Bettina and I were talking about intensity, our forceful and insistent personalities, and how we’ve seen that as part of our basic natures. I said, and I’ve been believing it more as I reflect on it in the past days, that that intensity is not part of who one is at one’s core. The intensity is what we and other “intense” people developed early on in order to protect our core.

I think of Krishnamurti’s distinction between being an individual and being a human being. As long as we need to see ourselves as individuals, having fixed and precisely articulated identities, we will mistake that individuality as Who We Are. But our core is something else altogether. It is who we are when we have stripped away our particular aversions and cravings. Our core is who we are as a human being. Bettina and I needed our intensity if our core was to survive the powerful challenges of our childhoods, the intense individuals who pressed their wills on us, and later, into our young adulthoods as we struggled to free ourselves from our childhood demons. We needed intensity to resist the violation of our core.

The core is a place of stability, peace, discernment, joy. It is our essence and it is sometimes our surprise to learn that we can preserve it best without the bells and whistles of intensity. It is trustworthy even in its fluidity, capable of transforming our judgementalisms into judgements, capable of turning our intensity into the steadiness of intention. I have known such transformation in these past years, felt my intensity shrug and slip away as I see more and more clearly the steady power of the core’s intentions. Bettina and I no longer need to scream, as it were, to be heard, or to convince ourselves: what my father, her mother, says is not always right! we can make our own choices! we are not who they think! That the intensity is the child in us, not our core, becomes clear when we see how it extends to the trivial, how we absolutely must have mustard with our carrots (“What is the matter with Mary Jane? And it’s lovely rice pudding for dinner again.”).
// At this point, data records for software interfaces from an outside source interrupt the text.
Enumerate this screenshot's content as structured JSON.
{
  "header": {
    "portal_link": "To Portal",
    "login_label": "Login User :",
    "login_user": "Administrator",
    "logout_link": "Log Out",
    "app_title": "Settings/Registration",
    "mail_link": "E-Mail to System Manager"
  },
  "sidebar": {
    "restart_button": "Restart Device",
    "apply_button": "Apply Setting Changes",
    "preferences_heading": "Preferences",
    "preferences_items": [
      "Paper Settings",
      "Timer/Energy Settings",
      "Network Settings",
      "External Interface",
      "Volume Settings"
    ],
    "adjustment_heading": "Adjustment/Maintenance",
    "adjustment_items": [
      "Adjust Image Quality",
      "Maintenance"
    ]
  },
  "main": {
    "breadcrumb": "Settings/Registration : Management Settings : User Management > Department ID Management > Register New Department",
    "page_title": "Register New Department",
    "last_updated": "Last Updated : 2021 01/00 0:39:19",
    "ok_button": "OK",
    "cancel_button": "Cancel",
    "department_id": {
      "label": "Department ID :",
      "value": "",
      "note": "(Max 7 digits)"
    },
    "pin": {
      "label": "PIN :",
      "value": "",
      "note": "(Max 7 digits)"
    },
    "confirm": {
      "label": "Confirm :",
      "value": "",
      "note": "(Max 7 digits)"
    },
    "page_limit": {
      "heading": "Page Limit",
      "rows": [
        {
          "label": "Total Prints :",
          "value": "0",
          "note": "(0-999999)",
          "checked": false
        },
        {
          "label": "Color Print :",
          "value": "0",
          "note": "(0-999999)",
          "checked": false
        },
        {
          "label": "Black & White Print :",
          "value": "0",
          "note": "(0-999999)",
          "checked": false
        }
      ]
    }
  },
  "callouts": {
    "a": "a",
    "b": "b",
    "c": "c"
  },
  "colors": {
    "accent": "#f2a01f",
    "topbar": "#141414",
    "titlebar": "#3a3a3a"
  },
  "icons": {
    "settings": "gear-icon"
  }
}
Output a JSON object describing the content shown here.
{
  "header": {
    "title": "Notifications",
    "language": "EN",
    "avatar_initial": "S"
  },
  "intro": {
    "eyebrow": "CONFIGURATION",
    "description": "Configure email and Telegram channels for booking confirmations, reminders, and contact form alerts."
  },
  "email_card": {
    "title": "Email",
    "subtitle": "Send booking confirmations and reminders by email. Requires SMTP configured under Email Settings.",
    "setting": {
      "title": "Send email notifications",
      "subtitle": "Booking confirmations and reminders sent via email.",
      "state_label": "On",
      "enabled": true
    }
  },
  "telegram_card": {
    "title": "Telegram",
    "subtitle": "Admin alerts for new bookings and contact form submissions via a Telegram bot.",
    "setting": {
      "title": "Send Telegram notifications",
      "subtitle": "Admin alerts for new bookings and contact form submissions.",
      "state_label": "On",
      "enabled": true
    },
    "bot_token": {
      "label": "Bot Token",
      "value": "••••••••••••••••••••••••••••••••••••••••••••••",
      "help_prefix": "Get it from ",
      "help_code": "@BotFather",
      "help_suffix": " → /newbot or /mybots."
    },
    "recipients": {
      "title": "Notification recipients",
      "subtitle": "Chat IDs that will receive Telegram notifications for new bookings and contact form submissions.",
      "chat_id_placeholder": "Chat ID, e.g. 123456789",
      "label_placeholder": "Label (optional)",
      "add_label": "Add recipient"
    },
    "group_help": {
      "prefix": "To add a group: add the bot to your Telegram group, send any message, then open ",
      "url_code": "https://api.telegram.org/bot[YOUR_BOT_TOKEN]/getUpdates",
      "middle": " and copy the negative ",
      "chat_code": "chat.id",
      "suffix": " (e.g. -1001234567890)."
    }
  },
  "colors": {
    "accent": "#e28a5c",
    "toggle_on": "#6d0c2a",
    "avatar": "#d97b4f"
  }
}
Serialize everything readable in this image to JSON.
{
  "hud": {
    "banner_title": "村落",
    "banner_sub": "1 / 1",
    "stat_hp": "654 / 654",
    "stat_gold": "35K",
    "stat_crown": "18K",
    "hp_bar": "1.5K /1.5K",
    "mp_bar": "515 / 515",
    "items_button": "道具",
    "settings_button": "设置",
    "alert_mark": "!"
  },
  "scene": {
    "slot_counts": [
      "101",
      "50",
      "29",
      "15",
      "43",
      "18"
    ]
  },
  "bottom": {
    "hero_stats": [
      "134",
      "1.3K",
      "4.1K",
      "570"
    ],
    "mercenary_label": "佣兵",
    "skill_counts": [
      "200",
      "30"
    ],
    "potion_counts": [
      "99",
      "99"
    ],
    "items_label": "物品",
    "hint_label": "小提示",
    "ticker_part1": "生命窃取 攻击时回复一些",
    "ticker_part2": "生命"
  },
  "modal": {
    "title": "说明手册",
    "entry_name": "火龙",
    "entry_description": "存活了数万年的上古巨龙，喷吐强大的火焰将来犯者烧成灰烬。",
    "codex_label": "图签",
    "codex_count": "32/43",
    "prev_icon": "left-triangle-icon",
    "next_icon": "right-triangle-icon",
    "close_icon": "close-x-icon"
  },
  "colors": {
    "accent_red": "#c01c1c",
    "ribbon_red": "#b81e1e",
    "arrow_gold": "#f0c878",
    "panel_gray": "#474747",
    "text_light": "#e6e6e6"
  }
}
The child deserves our respect and compassion as she does what she needs to do to preserve her core. You can’t make me! It’s not fair! Stop it! I won’t! Better that than to cower or to be indifferent to cruelty, injustice, suffering, or to be indifferent to the value of our core. Only, it is a gift to learn that we no longer need that intensity to do the work of our lives, that protecting our core protects it even from ourselves.